- _Task description_:
Every entry should be returned exactly. Omit none of them.

START Dataset extract

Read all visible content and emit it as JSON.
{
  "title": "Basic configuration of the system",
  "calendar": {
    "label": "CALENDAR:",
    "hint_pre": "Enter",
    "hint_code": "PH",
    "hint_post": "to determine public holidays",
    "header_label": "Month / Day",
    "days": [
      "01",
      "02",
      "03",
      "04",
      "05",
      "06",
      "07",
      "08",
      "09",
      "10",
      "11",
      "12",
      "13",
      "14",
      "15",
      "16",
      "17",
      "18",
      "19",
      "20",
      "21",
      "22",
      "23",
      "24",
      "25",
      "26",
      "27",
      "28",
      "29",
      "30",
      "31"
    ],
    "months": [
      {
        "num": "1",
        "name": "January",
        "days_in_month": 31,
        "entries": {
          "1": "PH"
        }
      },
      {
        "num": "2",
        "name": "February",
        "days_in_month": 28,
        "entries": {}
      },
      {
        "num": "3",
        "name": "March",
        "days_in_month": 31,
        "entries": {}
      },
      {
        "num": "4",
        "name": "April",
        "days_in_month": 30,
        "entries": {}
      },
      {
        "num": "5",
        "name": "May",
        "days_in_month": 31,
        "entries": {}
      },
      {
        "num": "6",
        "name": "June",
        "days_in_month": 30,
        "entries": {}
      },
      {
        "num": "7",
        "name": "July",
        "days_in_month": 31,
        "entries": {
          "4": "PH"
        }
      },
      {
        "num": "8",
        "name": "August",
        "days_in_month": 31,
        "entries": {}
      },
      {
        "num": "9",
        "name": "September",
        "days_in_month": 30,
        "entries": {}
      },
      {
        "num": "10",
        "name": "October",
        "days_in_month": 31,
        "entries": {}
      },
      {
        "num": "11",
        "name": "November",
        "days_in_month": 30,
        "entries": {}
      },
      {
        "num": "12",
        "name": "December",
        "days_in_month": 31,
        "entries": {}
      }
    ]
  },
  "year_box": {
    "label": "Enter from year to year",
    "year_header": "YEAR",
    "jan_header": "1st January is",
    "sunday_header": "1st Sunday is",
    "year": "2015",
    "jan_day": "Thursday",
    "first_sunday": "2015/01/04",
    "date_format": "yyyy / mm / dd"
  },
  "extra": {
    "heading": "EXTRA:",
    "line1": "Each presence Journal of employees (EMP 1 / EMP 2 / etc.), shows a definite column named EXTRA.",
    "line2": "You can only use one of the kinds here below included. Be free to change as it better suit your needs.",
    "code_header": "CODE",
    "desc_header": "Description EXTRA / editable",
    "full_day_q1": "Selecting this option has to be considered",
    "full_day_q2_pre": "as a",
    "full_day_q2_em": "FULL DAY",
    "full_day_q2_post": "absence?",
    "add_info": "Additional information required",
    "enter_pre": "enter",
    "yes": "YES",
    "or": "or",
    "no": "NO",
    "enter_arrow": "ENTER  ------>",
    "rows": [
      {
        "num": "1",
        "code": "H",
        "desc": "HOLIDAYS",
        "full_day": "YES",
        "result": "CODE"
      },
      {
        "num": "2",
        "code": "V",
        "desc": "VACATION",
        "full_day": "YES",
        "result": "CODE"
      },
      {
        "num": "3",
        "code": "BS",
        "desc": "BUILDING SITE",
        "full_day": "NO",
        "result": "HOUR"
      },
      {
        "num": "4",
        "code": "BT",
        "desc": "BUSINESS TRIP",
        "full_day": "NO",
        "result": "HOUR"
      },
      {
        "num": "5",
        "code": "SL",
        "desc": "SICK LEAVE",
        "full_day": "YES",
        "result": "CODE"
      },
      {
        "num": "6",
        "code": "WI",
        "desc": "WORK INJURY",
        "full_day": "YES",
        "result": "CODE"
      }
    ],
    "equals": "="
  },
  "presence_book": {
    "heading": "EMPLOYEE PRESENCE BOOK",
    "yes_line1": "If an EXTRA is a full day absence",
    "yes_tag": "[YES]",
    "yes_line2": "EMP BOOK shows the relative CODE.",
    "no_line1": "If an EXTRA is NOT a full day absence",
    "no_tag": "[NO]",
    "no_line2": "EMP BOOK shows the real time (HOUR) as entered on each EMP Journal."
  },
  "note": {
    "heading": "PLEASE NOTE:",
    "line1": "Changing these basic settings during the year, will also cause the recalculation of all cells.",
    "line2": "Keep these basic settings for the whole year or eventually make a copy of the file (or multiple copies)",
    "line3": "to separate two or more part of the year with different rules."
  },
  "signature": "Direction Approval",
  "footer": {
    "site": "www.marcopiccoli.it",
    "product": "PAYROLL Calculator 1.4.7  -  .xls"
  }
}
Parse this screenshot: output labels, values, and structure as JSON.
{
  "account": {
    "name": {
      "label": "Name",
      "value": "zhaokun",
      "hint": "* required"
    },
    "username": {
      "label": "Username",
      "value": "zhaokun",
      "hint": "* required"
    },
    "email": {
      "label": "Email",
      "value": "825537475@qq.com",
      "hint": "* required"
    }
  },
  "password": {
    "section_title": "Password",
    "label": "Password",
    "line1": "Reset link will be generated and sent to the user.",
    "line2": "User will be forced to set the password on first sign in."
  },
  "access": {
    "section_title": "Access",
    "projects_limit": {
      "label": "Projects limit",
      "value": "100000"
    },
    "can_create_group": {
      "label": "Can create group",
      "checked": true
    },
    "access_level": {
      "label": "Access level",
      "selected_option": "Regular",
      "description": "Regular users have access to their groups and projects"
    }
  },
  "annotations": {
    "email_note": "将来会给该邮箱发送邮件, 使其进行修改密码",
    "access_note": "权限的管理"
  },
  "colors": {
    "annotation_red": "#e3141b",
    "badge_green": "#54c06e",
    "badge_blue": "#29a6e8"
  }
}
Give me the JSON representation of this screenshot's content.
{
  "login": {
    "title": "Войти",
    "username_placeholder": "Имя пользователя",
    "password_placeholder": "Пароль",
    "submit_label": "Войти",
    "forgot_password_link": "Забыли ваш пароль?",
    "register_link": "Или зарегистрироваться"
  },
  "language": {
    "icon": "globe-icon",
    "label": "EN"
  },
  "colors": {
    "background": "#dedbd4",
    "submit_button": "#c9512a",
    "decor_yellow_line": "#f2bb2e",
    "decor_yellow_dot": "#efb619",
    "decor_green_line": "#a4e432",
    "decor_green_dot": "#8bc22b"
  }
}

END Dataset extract

- _Reply to the task_:
Read all visible content and emit it as JSON.
{
  "title": "Basic configuration of the system",
  "calendar": {
    "label": "CALENDAR:",
    "hint_pre": "Enter",
    "hint_code": "PH",
    "hint_post": "to determine public holidays",
    "header_label": "Month / Day",
    "days": [
      "01",
      "02",
      "03",
      "04",
      "05",
      "06",
      "07",
      "08",
      "09",
      "10",
      "11",
      "12",
      "13",
      "14",
      "15",
      "16",
      "17",
      "18",
      "19",
      "20",
      "21",
      "22",
      "23",
      "24",
      "25",
      "26",
      "27",
      "28",
      "29",
      "30",
      "31"
    ],
    "months": [
      {
        "num": "1",
        "name": "January",
        "days_in_month": 31,
        "entries": {
          "1": "PH"
        }
      },
      {
        "num": "2",
        "name": "February",
        "days_in_month": 28,
        "entries": {}
      },
      {
        "num": "3",
        "name": "March",
        "days_in_month": 31,
        "entries": {}
      },
      {
        "num": "4",
        "name": "April",
        "days_in_month": 30,
        "entries": {}
      },
      {
        "num": "5",
        "name": "May",
        "days_in_month": 31,
        "entries": {}
      },
      {
        "num": "6",
        "name": "June",
        "days_in_month": 30,
        "entries": {}
      },
      {
        "num": "7",
        "name": "July",
        "days_in_month": 31,
        "entries": {
          "4": "PH"
        }
      },
      {
        "num": "8",
        "name": "August",
        "days_in_month": 31,
        "entries": {}
      },
      {
        "num": "9",
        "name": "September",
        "days_in_month": 30,
        "entries": {}
      },
      {
        "num": "10",
        "name": "October",
        "days_in_month": 31,
        "entries": {}
      },
      {
        "num": "11",
        "name": "November",
        "days_in_month": 30,
        "entries": {}
      },
      {
        "num": "12",
        "name": "December",
        "days_in_month": 31,
        "entries": {}
      }
    ]
  },
  "year_box": {
    "label": "Enter from year to year",
    "year_header": "YEAR",
    "jan_header": "1st January is",
    "sunday_header": "1st Sunday is",
    "year": "2015",
    "jan_day": "Thursday",
    "first_sunday": "2015/01/04",
    "date_format": "yyyy / mm / dd"
  },
  "extra": {
    "heading": "EXTRA:",
    "line1": "Each presence Journal of employees (EMP 1 / EMP 2 / etc.), shows a definite column named EXTRA.",
    "line2": "You can only use one of the kinds here below included. Be free to change as it better suit your needs.",
    "code_header": "CODE",
    "desc_header": "Description EXTRA / editable",
    "full_day_q1": "Selecting this option has to be considered",
    "full_day_q2_pre": "as a",
    "full_day_q2_em": "FULL DAY",
    "full_day_q2_post": "absence?",
    "add_info": "Additional information required",
    "enter_pre": "enter",
    "yes": "YES",
    "or": "or",
    "no": "NO",
    "enter_arrow": "ENTER  ------>",
    "rows": [
      {
        "num": "1",
        "code": "H",
        "desc": "HOLIDAYS",
        "full_day": "YES",
        "result": "CODE"
      },
      {
        "num": "2",
        "code": "V",
        "desc": "VACATION",
        "full_day": "YES",
        "result": "CODE"
      },
      {
        "num": "3",
        "code": "BS",
        "desc": "BUILDING SITE",
        "full_day": "NO",
        "result": "HOUR"
      },
      {
        "num": "4",
        "code": "BT",
        "desc": "BUSINESS TRIP",
        "full_day": "NO",
        "result": "HOUR"
      },
      {
        "num": "5",
        "code": "SL",
        "desc": "SICK LEAVE",
        "full_day": "YES",
        "result": "CODE"
      },
      {
        "num": "6",
        "code": "WI",
        "desc": "WORK INJURY",
        "full_day": "YES",
        "result": "CODE"
      }
    ],
    "equals": "="
  },
  "presence_book": {
    "heading": "EMPLOYEE PRESENCE BOOK",
    "yes_line1": "If an EXTRA is a full day absence",
    "yes_tag": "[YES]",
    "yes_line2": "EMP BOOK shows the relative CODE.",
    "no_line1": "If an EXTRA is NOT a full day absence",
    "no_tag": "[NO]",
    "no_line2": "EMP BOOK shows the real time (HOUR) as entered on each EMP Journal."
  },
  "note": {
    "heading": "PLEASE NOTE:",
    "line1": "Changing these basic settings during the year, will also cause the recalculation of all cells.",
    "line2": "Keep these basic settings for the whole year or eventually make a copy of the file (or multiple copies)",
    "line3": "to separate two or more part of the year with different rules."
  },
  "signature": "Direction Approval",
  "footer": {
    "site": "www.marcopiccoli.it",
    "product": "PAYROLL Calculator 1.4.7  -  .xls"
  }
}
Parse this screenshot: output labels, values, and structure as JSON.
{
  "account": {
    "name": {
      "label": "Name",
      "value": "zhaokun",
      "hint": "* required"
    },
    "username": {
      "label": "Username",
      "value": "zhaokun",
      "hint": "* required"
    },
    "email": {
      "label": "Email",
      "value": "825537475@qq.com",
      "hint": "* required"
    }
  },
  "password": {
    "section_title": "Password",
    "label": "Password",
    "line1": "Reset link will be generated and sent to the user.",
    "line2": "User will be forced to set the password on first sign in."
  },
  "access": {
    "section_title": "Access",
    "projects_limit": {
      "label": "Projects limit",
      "value": "100000"
    },
    "can_create_group": {
      "label": "Can create group",
      "checked": true
    },
    "access_level": {
      "label": "Access level",
      "selected_option": "Regular",
      "description": "Regular users have access to their groups and projects"
    }
  },
  "annotations": {
    "email_note": "将来会给该邮箱发送邮件, 使其进行修改密码",
    "access_note": "权限的管理"
  },
  "colors": {
    "annotation_red": "#e3141b",
    "badge_green": "#54c06e",
    "badge_blue": "#29a6e8"
  }
}
Give me the JSON representation of this screenshot's content.
{
  "login": {
    "title": "Войти",
    "username_placeholder": "Имя пользователя",
    "password_placeholder": "Пароль",
    "submit_label": "Войти",
    "forgot_password_link": "Забыли ваш пароль?",
    "register_link": "Или зарегистрироваться"
  },
  "language": {
    "icon": "globe-icon",
    "label": "EN"
  },
  "colors": {
    "background": "#dedbd4",
    "submit_button": "#c9512a",
    "decor_yellow_line": "#f2bb2e",
    "decor_yellow_dot": "#efb619",
    "decor_green_line": "#a4e432",
    "decor_green_dot": "#8bc22b"
  }
}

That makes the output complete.